Trigonometry

Trigonometry is useful when logarithms show up in your structural geology relationships, or when you have to find the angle in a particular crystal for mineralogy. Review the identities, theorems, and relationships on the pages listed here.


Statistics

Geoscience research frequently results in and depends on large data sets. A grounding in statistical practice is crucial for a geoscience student to be able to manipulate and interpret their data. Whether the data come from readings off a stream gage, structural feature orientations recorded in the field, or sizes and types of grains found in a well core, use these pages as references when analyzing data.

For help with data analysis, including analysis of variance, experimental design and hypothesis testing, distributions, sampling, and curve fitting, look through the pages below.
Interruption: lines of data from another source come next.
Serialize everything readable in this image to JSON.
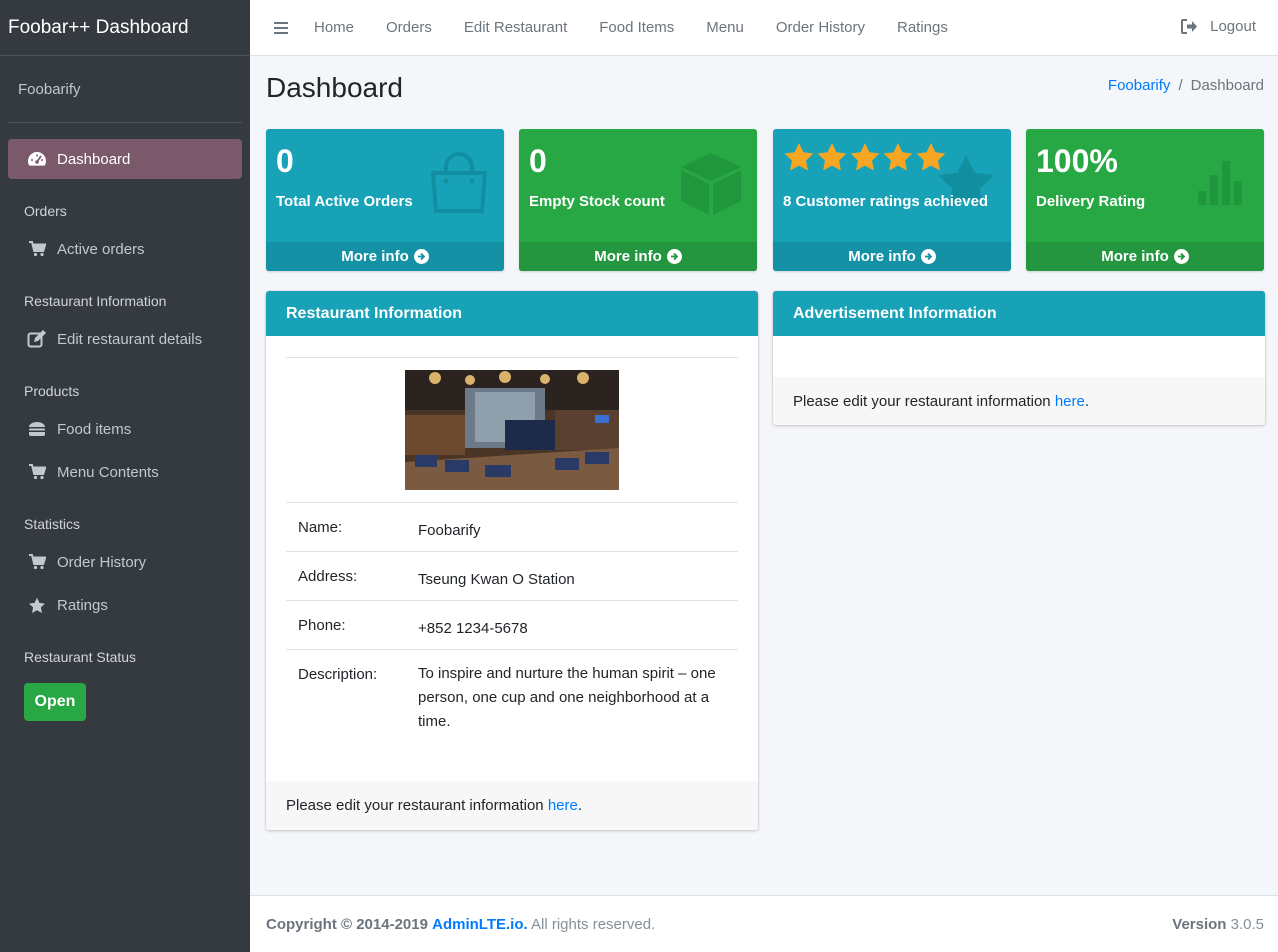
{
  "brand": {
    "title": "Foobar++ Dashboard"
  },
  "sidebar": {
    "user_name": "Foobarify",
    "items": [
      {
        "label": "Dashboard",
        "icon": "tachometer-icon"
      },
      {
        "header": "Orders"
      },
      {
        "label": "Active orders",
        "icon": "cart-icon"
      },
      {
        "header": "Restaurant Information"
      },
      {
        "label": "Edit restaurant details",
        "icon": "edit-icon"
      },
      {
        "header": "Products"
      },
      {
        "label": "Food items",
        "icon": "burger-icon"
      },
      {
        "label": "Menu Contents",
        "icon": "cart-icon"
      },
      {
        "header": "Statistics"
      },
      {
        "label": "Order History",
        "icon": "cart-icon"
      },
      {
        "label": "Ratings",
        "icon": "star-icon"
      },
      {
        "header": "Restaurant Status"
      }
    ],
    "status_button": "Open"
  },
  "topbar": {
    "links": [
      "Home",
      "Orders",
      "Edit Restaurant",
      "Food Items",
      "Menu",
      "Order History",
      "Ratings"
    ],
    "logout": "Logout"
  },
  "page": {
    "title": "Dashboard",
    "breadcrumb": [
      "Foobarify",
      "Dashboard"
    ]
  },
  "boxes": [
    {
      "value": "0",
      "label": "Total Active Orders",
      "more": "More info",
      "color": "#17a2b8",
      "icon": "shopping-bag-icon"
    },
    {
      "value": "0",
      "label": "Empty Stock count",
      "more": "More info",
      "color": "#28a745",
      "icon": "cube-icon"
    },
    {
      "value": "",
      "stars": 5,
      "label": "8 Customer ratings achieved",
      "more": "More info",
      "color": "#17a2b8",
      "icon": "star-icon"
    },
    {
      "value": "100%",
      "label": "Delivery Rating",
      "more": "More info",
      "color": "#28a745",
      "icon": "bar-chart-icon"
    }
  ],
  "restaurant_card": {
    "title": "Restaurant Information",
    "rows": [
      {
        "key": "Name:",
        "value": "Foobarify"
      },
      {
        "key": "Address:",
        "value": "Tseung Kwan O Station"
      },
      {
        "key": "Phone:",
        "value": "+852 1234-5678"
      },
      {
        "key": "Description:",
        "value": "To inspire and nurture the human spirit – one person, one cup and one neighborhood at a time."
      }
    ],
    "footer_text": "Please edit your restaurant information ",
    "footer_link": "here",
    "footer_end": "."
  },
  "ad_card": {
    "title": "Advertisement Information",
    "footer_text": "Please edit your restaurant information ",
    "footer_link": "here",
    "footer_end": "."
  },
  "footer": {
    "copyright": "Copyright © 2014-2019 ",
    "link": "AdminLTE.io.",
    "rights": " All rights reserved.",
    "version_label": "Version",
    "version": " 3.0.5"
  }
}
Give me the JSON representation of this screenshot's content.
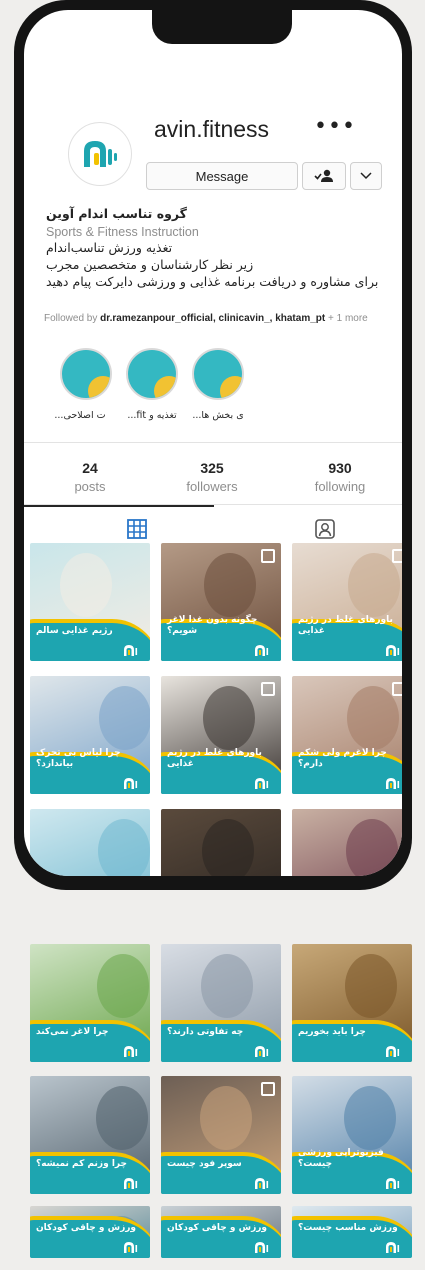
{
  "profile": {
    "username": "avin.fitness",
    "more_label": "•••",
    "message_label": "Message",
    "name": "گروه تناسب اندام آوین",
    "category": "Sports & Fitness Instruction",
    "bio_lines": [
      "تغذیه ورزش تناسب‌اندام",
      "زیر نظر کارشناسان و متخصصین مجرب",
      "برای مشاوره و دریافت برنامه غذایی و ورزشی دایرکت پیام دهید"
    ],
    "followed_prefix": "Followed by ",
    "followed_names": "dr.ramezanpour_official, clinicavin_, khatam_pt",
    "followed_more": " + 1 more"
  },
  "highlights": [
    {
      "label": "...ت اصلاحی"
    },
    {
      "label": "...fit تغذیه و"
    },
    {
      "label": "...ی بخش ها"
    }
  ],
  "stats": {
    "posts": {
      "value": "24",
      "label": "posts"
    },
    "followers": {
      "value": "325",
      "label": "followers"
    },
    "following": {
      "value": "930",
      "label": "following"
    }
  },
  "posts": [
    {
      "caption": "رژیم غذایی سالم",
      "colors": [
        "#c9e6ea",
        "#f3ece3"
      ]
    },
    {
      "caption": "چگونه بدون غذا لاغر شویم؟",
      "colors": [
        "#b49a86",
        "#6c4e3c"
      ]
    },
    {
      "caption": "باورهای غلط در رژیم غذایی",
      "colors": [
        "#e7dcd2",
        "#c7a98e"
      ]
    },
    {
      "caption": "چرا لیاس بی تحرک بیاندازد؟",
      "colors": [
        "#dfe6ea",
        "#7aa3c9"
      ]
    },
    {
      "caption": "باورهای غلط در رژیم غذایی",
      "colors": [
        "#e8e4de",
        "#3a3431"
      ]
    },
    {
      "caption": "چرا لاغرم ولی شکم دارم؟",
      "colors": [
        "#d9c7bb",
        "#a47c66"
      ]
    },
    {
      "caption": "",
      "colors": [
        "#cfe8ef",
        "#6fb8cf"
      ]
    },
    {
      "caption": "",
      "colors": [
        "#5a4a3c",
        "#2a2420"
      ]
    },
    {
      "caption": "",
      "colors": [
        "#c9b1a3",
        "#6e3d4c"
      ]
    },
    {
      "caption": "چرا لاغر نمی‌کند",
      "colors": [
        "#cfe3c4",
        "#6aa54a"
      ]
    },
    {
      "caption": "چه تفاوتی دارند؟",
      "colors": [
        "#d8dde4",
        "#8b98a6"
      ]
    },
    {
      "caption": "چرا باید بخوریم",
      "colors": [
        "#c7a878",
        "#7a5628"
      ]
    },
    {
      "caption": "چرا وزنم کم نمیشه؟",
      "colors": [
        "#b9c4cc",
        "#51606b"
      ]
    },
    {
      "caption": "سوپر فود چیست",
      "colors": [
        "#6d5f55",
        "#c9a27b"
      ]
    },
    {
      "caption": "فیزیوتراپی ورزشی چیست؟",
      "colors": [
        "#d3dde6",
        "#4f7fa8"
      ]
    },
    {
      "caption": "ورزش و چاقی کودکان",
      "colors": [
        "#d8d6d2",
        "#5b8b9a"
      ]
    },
    {
      "caption": "ورزش و چاقی کودکان",
      "colors": [
        "#c9d1d6",
        "#6a7580"
      ]
    },
    {
      "caption": "ورزش مناسب چیست؟",
      "colors": [
        "#dfe9ef",
        "#86a8c3"
      ]
    }
  ],
  "colors": {
    "brand_teal": "#1ea5b0",
    "brand_yellow": "#f2c200",
    "text_dark": "#262626",
    "text_muted": "#8e8e8e"
  }
}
Calculus

Geoscience uses calculus in many upper-level classes. Derivatives are important for determining rates: decay in petrology, flow in hydrogeology, sedimentation in sediments and stratigraphy. Integrals can help determine sediment accumulation, vectors are applicable to structures such as faults, and matrices come in useful in atmospheric or structural geology. They're not always the most intuitive of skills, so use a reference like the pages below.


Linear Algebra

Systems of equation, matrices, and other topics that frequently fall under the class name linear algebra can be extremely useful when dealing with complicated geologic or atmospheric systems. Review linear transformations, eigenvalues, and more on the pages below.


Please recommend the resources you find most helpful for your students.